Task item: What lines of the data hold the string "selection"? Copy them all.
BEGIN Records provided
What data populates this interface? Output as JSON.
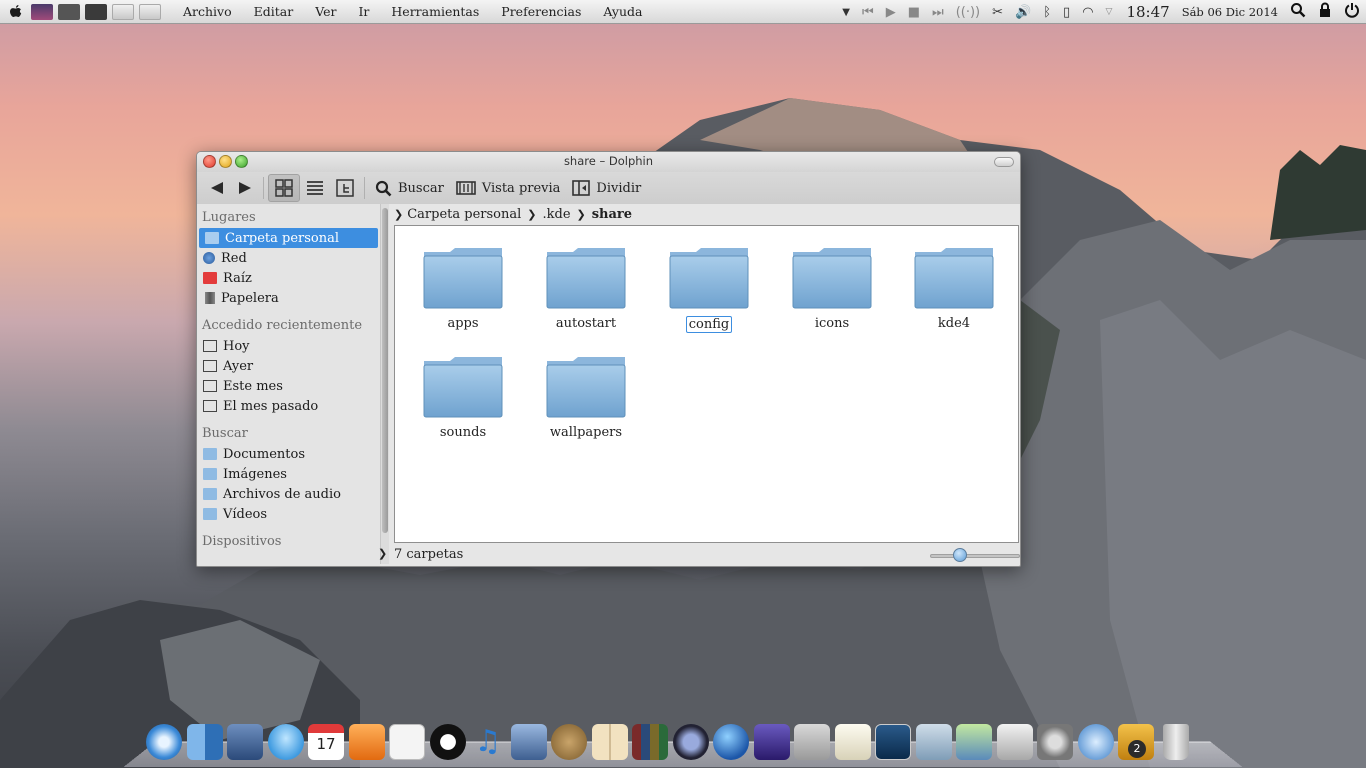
{
  "menubar": {
    "menus": [
      "Archivo",
      "Editar",
      "Ver",
      "Ir",
      "Herramientas",
      "Preferencias",
      "Ayuda"
    ],
    "clock": "18:47",
    "date": "Sáb 06 Dic 2014"
  },
  "window": {
    "title": "share – Dolphin",
    "toolbar": {
      "search_label": "Buscar",
      "preview_label": "Vista previa",
      "split_label": "Dividir"
    },
    "sidebar": {
      "places_heading": "Lugares",
      "places": [
        "Carpeta personal",
        "Red",
        "Raíz",
        "Papelera"
      ],
      "recent_heading": "Accedido recientemente",
      "recent": [
        "Hoy",
        "Ayer",
        "Este mes",
        "El mes pasado"
      ],
      "search_heading": "Buscar",
      "search": [
        "Documentos",
        "Imágenes",
        "Archivos de audio",
        "Vídeos"
      ],
      "devices_heading": "Dispositivos"
    },
    "breadcrumb": [
      "Carpeta personal",
      ".kde",
      "share"
    ],
    "folders": [
      "apps",
      "autostart",
      "config",
      "icons",
      "kde4",
      "sounds",
      "wallpapers"
    ],
    "selected_folder": "config",
    "status_text": "7 carpetas"
  },
  "dock": {
    "calendar_day": "17",
    "badge_count": "2"
  },
  "colors": {
    "selection": "#3d8ee0",
    "folder": "#7fb0d8"
  }
}
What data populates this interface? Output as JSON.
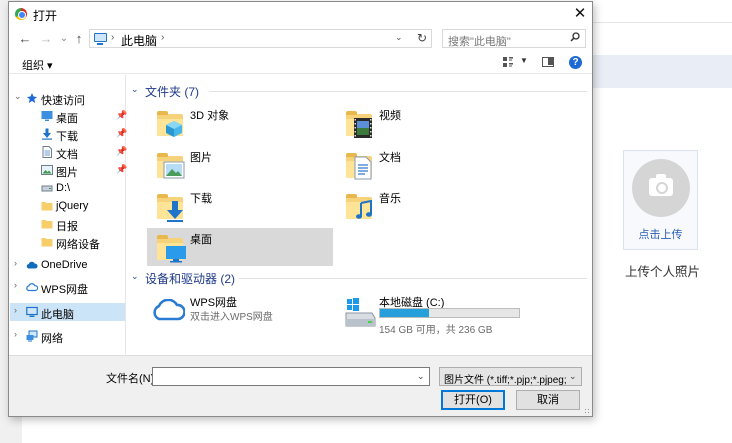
{
  "background": {
    "upload_button": "点击上传",
    "upload_caption": "上传个人照片"
  },
  "dialog": {
    "title": "打开",
    "close_label": "✕",
    "nav": {
      "back": "←",
      "forward": "→",
      "recent": "⌄",
      "up": "↑"
    },
    "address": {
      "segment": "此电脑"
    },
    "search": {
      "placeholder": "搜索\"此电脑\""
    },
    "toolbar": {
      "organize": "组织 ▾",
      "help": "?"
    },
    "sidebar": {
      "quick_access": "快速访问",
      "items": [
        {
          "label": "桌面",
          "icon": "desktop-icon",
          "pinned": true
        },
        {
          "label": "下载",
          "icon": "download-icon",
          "pinned": true
        },
        {
          "label": "文档",
          "icon": "document-icon",
          "pinned": true
        },
        {
          "label": "图片",
          "icon": "picture-icon",
          "pinned": true
        },
        {
          "label": "D:\\",
          "icon": "drive-icon",
          "pinned": false
        },
        {
          "label": "jQuery",
          "icon": "folder-icon",
          "pinned": false
        },
        {
          "label": "日报",
          "icon": "folder-icon",
          "pinned": false
        },
        {
          "label": "网络设备",
          "icon": "folder-icon",
          "pinned": false
        }
      ],
      "roots": [
        {
          "label": "OneDrive",
          "icon": "onedrive-icon"
        },
        {
          "label": "WPS网盘",
          "icon": "wps-cloud-icon"
        },
        {
          "label": "此电脑",
          "icon": "this-pc-icon",
          "selected": true
        },
        {
          "label": "网络",
          "icon": "network-icon"
        }
      ]
    },
    "content": {
      "folders_header": "文件夹 (7)",
      "folders": [
        {
          "name": "3D 对象",
          "overlay": "3d-objects-icon"
        },
        {
          "name": "视频",
          "overlay": "video-icon"
        },
        {
          "name": "图片",
          "overlay": "picture-icon"
        },
        {
          "name": "文档",
          "overlay": "document-icon"
        },
        {
          "name": "下载",
          "overlay": "download-icon"
        },
        {
          "name": "音乐",
          "overlay": "music-icon"
        },
        {
          "name": "桌面",
          "overlay": "desktop-icon",
          "selected": true
        }
      ],
      "devices_header": "设备和驱动器 (2)",
      "devices": [
        {
          "name": "WPS网盘",
          "subtitle": "双击进入WPS网盘",
          "icon": "wps-cloud-icon"
        },
        {
          "name": "本地磁盘 (C:)",
          "free_text": "154 GB 可用，共 236 GB",
          "used_fraction": 0.35,
          "icon": "local-disk-icon"
        }
      ]
    },
    "footer": {
      "filename_label": "文件名(N):",
      "filename_value": "",
      "filetype": "图片文件 (*.tiff;*.pjp;*.pjpeg;*.",
      "open_button": "打开(O)",
      "cancel_button": "取消"
    }
  },
  "colors": {
    "selection": "#cce4f7",
    "accent": "#0078d7",
    "group_header": "#1e3a8a",
    "drive_bar": "#26a0da"
  }
}
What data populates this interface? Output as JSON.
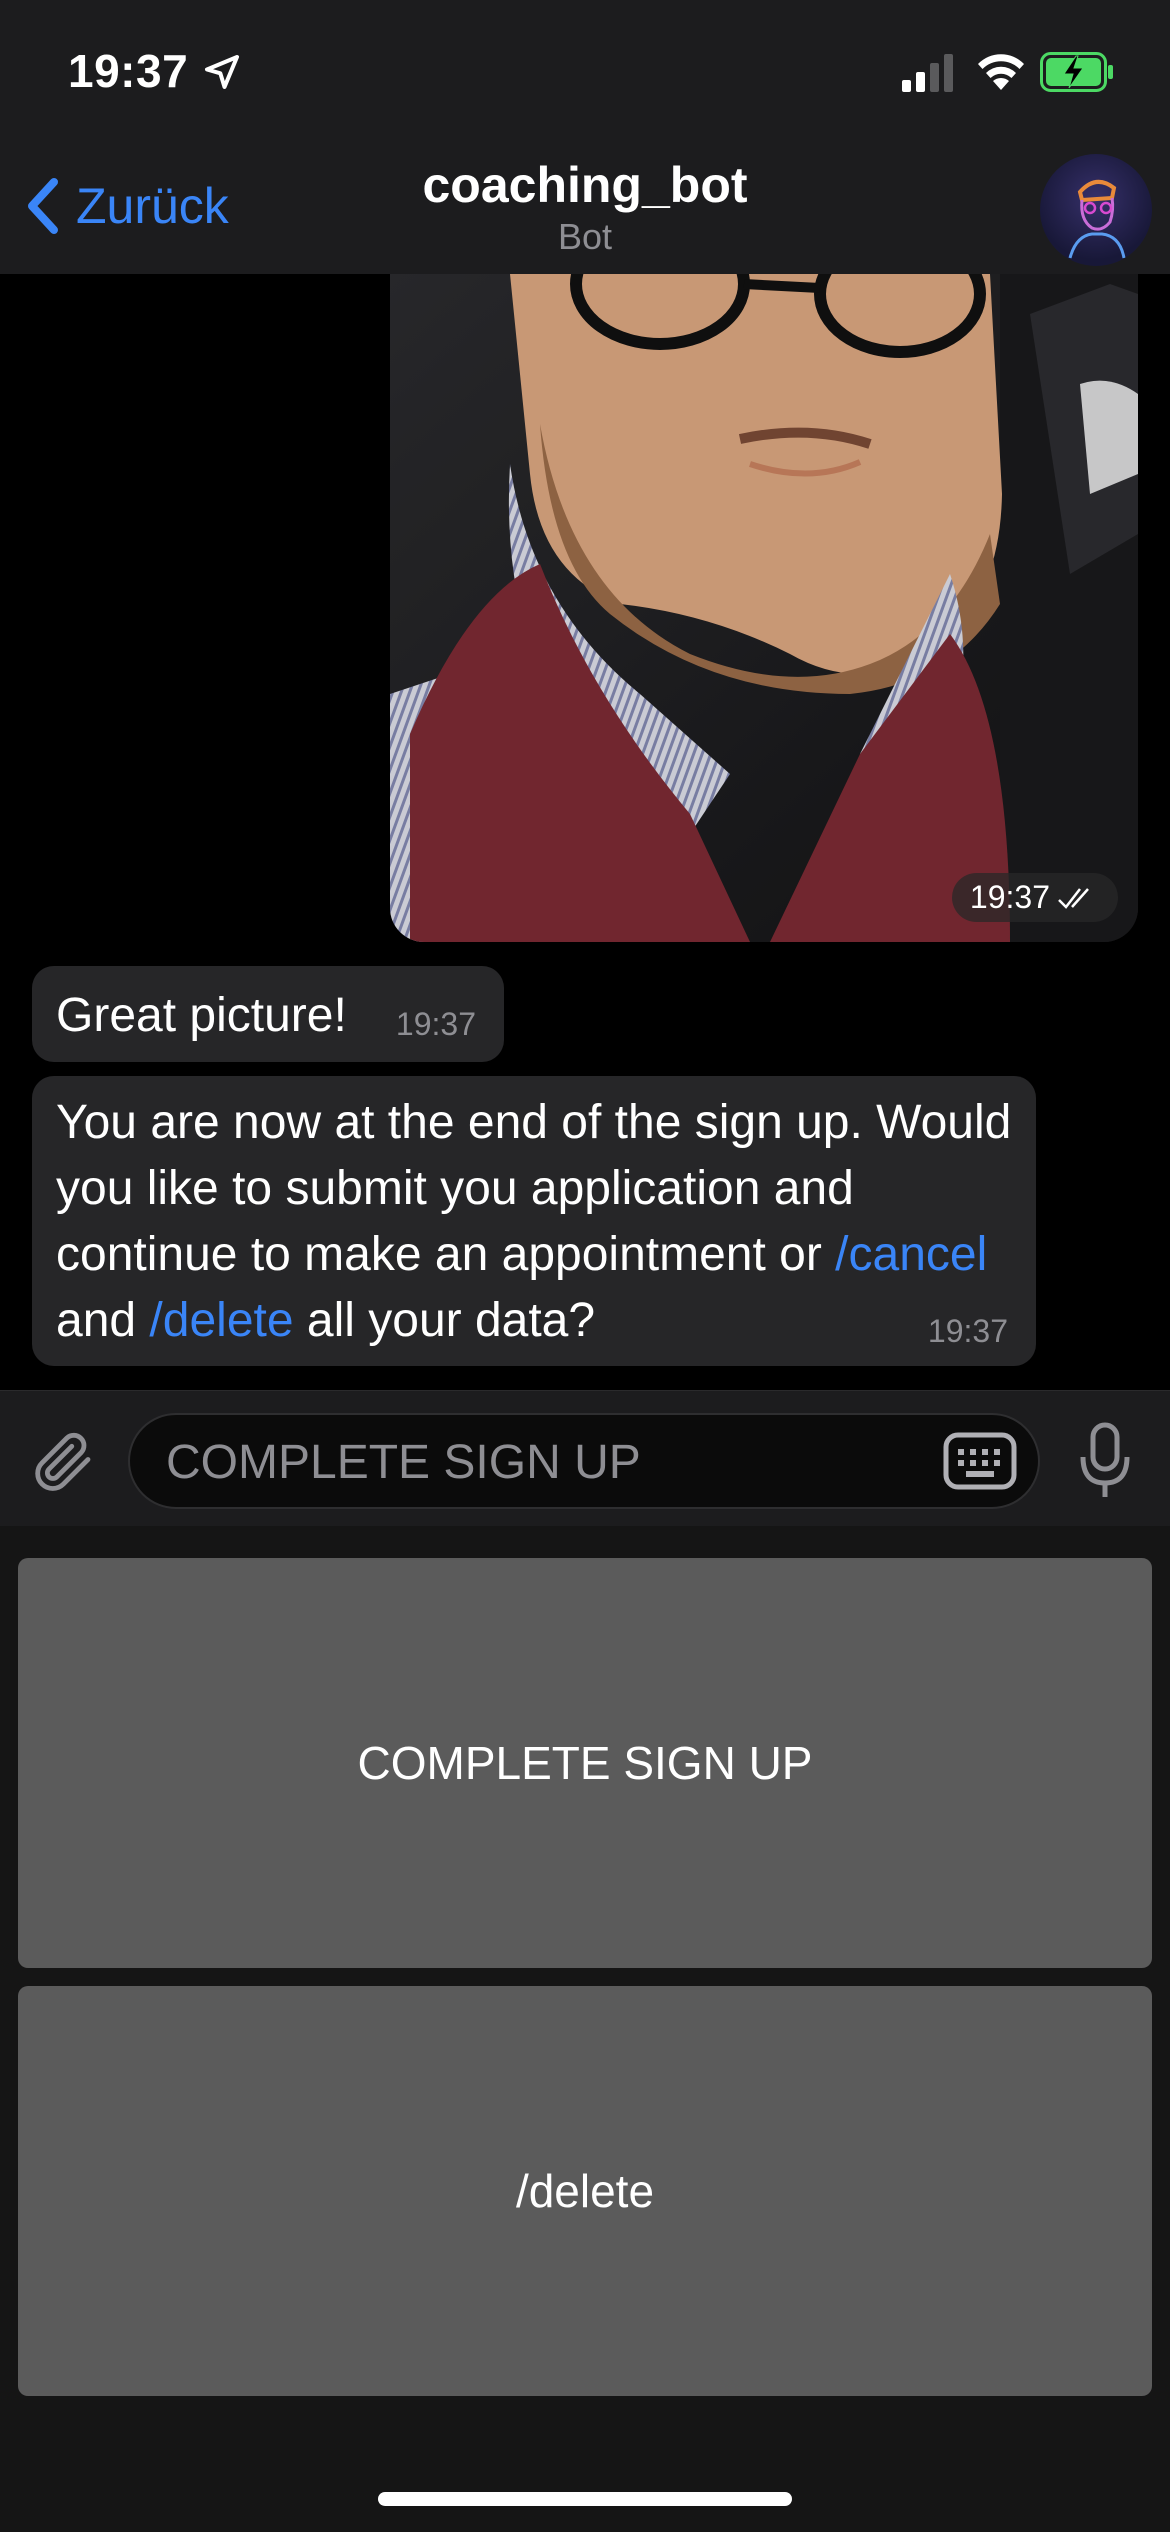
{
  "status": {
    "time": "19:37"
  },
  "nav": {
    "back_label": "Zurück",
    "title": "coaching_bot",
    "subtitle": "Bot"
  },
  "messages": {
    "photo_time": "19:37",
    "m1_text": "Great picture!",
    "m1_time": "19:37",
    "m2_line_a": "You are now at the end of the sign up. Would you like to submit you application and continue to make an appointment or ",
    "m2_cmd_cancel": "/cancel",
    "m2_mid": " and ",
    "m2_cmd_delete": "/delete",
    "m2_end": " all your data?",
    "m2_time": "19:37"
  },
  "input": {
    "placeholder": "COMPLETE SIGN UP"
  },
  "keyboard": {
    "buttons": [
      "COMPLETE SIGN UP",
      "/delete"
    ]
  },
  "colors": {
    "accent": "#3a85f7",
    "bubble": "#262628",
    "bar": "#1c1c1e",
    "keyboard_button": "#5b5b5b"
  }
}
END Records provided
Written solution:
    "selection": "#3d8ee0",
    "selection": "#cce4f7",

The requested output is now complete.